From afar, their chant was vaguely perceivable: “No justice, no peace ... No justice, no peace.”
As they neared the corner of Jackson and Market streets, the shouts grew unmistakable, much like the messages scribbled in black marker on the neon posterboards they carried.
Emblazoned on one: “My hood doesn’t mean I’m a criminal.”
On another: “R.I.P. Trayvon Martin.”
Thursday afternoon, about 30 Sandusky High students donned hoodies and set out on a mile-long march through the city, protesting the Feb. 26 fatal shooting of Trayvon Martin in Florida.
Trayvon, 17, was returning from a store with a bag of skittles and an iced tea when he was shot dead by community watchman George Zimmerman.
Trayvon, who was black, was wearing a hoodie that night.
Zimmerman, described as both white and Hispanic, told police Trayvon attacked him.
The incident has sparked outrage and protests nationwide from people who say the killing was racially motivated.
Police haven’t charged Zimmerman.
And while the shooting played out in a Florida community about 1,000 miles south of Sandusky, the distance did nothing to dilute the voices of this city’s black teenagers.
“It doesn’t just effect his family,” said Brandi Smoot, one of the Sandusky students who protested Thursday. “It effects everybody that cares about what’s right and what’s wrong. It could have been any one of us.”
The students wore hoodies as they marched from Sandusky High to downtown.
“We’re trying to support Trayvon Martin,” Tashay McDonald said. “His death was a horrible mess. He needs justice.
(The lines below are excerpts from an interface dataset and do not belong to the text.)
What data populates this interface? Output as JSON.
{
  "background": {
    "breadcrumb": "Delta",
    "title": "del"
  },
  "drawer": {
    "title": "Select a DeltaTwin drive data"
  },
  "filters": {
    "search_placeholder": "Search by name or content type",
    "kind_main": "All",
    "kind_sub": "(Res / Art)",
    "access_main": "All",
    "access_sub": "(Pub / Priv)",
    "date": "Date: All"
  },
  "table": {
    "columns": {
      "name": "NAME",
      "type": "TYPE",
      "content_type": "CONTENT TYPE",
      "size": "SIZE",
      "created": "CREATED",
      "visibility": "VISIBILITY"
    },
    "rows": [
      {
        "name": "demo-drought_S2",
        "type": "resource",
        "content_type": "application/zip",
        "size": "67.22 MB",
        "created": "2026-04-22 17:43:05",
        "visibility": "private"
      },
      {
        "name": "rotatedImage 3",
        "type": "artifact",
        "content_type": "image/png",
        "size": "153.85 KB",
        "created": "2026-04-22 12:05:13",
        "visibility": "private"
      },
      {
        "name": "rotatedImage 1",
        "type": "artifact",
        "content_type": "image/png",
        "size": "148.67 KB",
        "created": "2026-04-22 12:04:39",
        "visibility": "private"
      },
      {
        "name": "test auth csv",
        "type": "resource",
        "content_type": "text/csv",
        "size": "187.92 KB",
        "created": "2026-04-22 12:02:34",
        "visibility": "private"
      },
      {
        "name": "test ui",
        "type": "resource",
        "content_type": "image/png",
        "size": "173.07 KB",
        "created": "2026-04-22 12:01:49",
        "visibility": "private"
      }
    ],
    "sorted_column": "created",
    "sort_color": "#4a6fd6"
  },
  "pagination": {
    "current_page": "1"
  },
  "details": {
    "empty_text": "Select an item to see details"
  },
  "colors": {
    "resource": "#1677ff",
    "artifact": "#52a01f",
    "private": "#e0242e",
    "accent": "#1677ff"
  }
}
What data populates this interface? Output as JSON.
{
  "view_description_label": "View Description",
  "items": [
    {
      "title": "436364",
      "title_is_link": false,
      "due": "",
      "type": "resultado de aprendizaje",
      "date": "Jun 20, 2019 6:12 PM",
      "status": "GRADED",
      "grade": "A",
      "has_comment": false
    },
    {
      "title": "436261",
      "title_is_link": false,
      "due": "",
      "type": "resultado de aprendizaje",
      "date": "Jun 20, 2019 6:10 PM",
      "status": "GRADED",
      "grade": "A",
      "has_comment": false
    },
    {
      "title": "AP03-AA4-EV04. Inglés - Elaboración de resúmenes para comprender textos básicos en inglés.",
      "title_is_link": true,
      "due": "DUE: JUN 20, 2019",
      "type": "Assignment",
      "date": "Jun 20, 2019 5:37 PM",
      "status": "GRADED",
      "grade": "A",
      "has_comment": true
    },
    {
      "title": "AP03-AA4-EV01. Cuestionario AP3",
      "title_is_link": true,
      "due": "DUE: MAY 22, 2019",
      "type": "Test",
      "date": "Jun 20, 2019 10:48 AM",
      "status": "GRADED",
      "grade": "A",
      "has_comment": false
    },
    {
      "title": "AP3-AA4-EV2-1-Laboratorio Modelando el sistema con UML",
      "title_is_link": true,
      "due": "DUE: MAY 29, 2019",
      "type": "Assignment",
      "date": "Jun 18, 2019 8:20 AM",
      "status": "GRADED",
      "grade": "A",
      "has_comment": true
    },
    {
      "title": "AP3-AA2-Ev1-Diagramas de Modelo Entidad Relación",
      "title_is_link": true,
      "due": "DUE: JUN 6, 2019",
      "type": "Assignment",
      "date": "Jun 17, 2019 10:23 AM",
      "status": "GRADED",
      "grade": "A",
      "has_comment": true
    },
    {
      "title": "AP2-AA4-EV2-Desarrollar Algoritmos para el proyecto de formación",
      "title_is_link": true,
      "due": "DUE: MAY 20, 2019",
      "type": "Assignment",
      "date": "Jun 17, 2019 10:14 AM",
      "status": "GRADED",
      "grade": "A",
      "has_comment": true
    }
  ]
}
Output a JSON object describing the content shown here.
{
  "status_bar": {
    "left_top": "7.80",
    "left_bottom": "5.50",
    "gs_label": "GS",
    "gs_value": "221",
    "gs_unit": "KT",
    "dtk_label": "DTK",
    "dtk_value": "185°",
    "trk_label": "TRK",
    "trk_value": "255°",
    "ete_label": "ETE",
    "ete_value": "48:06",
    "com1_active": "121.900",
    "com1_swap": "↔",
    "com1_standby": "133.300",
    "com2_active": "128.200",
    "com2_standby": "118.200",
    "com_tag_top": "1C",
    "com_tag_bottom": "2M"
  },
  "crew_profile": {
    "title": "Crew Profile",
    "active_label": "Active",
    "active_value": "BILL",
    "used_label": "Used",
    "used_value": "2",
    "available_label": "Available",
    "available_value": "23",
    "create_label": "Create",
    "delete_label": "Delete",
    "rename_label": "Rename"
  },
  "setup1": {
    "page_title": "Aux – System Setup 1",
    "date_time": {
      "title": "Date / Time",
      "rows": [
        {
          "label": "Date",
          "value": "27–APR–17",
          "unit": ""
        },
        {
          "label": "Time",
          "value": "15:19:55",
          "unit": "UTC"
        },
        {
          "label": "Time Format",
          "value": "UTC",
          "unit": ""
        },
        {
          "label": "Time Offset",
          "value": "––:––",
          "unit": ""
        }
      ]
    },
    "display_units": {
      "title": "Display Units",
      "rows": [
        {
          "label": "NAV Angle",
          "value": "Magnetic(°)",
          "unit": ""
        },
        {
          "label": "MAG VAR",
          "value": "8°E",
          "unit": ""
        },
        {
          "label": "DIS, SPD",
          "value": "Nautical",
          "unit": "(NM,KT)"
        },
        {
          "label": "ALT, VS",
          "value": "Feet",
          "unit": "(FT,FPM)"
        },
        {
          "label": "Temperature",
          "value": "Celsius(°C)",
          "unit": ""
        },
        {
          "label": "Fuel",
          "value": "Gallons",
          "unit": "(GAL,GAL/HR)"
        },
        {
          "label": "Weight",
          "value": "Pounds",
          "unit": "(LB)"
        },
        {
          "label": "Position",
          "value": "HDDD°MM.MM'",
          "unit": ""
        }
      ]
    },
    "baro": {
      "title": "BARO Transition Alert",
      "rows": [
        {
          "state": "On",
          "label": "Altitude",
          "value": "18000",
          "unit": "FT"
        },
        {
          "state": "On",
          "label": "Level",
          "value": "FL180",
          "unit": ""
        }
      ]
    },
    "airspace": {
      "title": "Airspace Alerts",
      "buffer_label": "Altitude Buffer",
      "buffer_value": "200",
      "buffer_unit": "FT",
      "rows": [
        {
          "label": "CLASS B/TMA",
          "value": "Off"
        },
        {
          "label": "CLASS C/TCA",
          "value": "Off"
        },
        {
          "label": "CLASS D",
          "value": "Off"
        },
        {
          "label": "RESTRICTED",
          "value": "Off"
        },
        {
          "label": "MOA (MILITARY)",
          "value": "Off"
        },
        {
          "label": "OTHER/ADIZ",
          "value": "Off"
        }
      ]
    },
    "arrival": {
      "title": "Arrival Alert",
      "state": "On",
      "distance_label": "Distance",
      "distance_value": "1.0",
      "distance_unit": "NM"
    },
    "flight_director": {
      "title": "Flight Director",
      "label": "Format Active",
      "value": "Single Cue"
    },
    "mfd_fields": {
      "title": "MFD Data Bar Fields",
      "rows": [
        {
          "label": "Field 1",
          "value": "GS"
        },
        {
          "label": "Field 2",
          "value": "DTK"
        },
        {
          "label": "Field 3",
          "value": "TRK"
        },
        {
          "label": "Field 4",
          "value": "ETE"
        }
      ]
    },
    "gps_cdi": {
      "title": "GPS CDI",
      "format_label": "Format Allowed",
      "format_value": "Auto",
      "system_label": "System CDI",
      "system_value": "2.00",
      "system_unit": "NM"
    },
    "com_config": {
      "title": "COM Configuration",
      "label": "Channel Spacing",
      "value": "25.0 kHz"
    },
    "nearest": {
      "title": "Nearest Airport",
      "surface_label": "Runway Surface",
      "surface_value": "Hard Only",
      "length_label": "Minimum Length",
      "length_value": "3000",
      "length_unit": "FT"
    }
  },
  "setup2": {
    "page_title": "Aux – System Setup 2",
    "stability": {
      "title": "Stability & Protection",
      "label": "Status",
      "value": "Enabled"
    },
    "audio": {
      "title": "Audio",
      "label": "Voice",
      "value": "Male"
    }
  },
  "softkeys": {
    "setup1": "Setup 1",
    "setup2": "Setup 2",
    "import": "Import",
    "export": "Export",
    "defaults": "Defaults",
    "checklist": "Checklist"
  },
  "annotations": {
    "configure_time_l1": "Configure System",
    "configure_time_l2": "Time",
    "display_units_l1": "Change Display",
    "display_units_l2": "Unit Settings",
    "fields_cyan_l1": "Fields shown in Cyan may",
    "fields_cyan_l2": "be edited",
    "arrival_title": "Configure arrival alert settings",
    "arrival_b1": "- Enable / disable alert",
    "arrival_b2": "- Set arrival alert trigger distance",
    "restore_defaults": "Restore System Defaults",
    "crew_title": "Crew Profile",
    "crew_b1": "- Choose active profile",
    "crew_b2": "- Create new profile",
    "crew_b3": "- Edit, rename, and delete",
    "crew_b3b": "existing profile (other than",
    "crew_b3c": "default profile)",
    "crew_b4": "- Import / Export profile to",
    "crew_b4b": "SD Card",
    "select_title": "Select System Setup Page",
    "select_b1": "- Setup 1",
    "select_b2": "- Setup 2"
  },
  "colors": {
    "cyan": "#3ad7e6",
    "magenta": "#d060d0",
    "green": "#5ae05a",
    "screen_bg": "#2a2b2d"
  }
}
His family needs justice.”
“People need to understand they can’t just get away with killing people,” she said.
Some have called Trayvon’s death another instance of racial profiling, demonstrating that even a half century after the civil rights movement, racism is still alive and well in the U.S.
“The person that put powder in Kim Kardashian’s hair got arrested right on the spot, but the person that killed Trayvon Martin is still out,” Smoot said.
The teens said it doesn’t make sense that an alleged killer could continue to walk free in plain sight.
“If we understand it wasn’t right, then why doesn’t everybody else?” asked Destiny Knight.
The group said the know there is no such thing as true justice in this world, although one unidentified girl said this is no reason to shy away from the fight.
“It’s up to us to change that,” she said. “We need to make other people care about making this world right. We have to start here and then we’ll spread out.”
The teens’ march came on the heels of Sunday’s candlelight vigil in Washington park. More than 200 people gathered to support justice for Trayvon, while community leaders spoke out against racial profiling and prejudice.
“No matter what anybody says, I know that it’s still a black and white world,” Smoot said. “We need a bigger crowd.”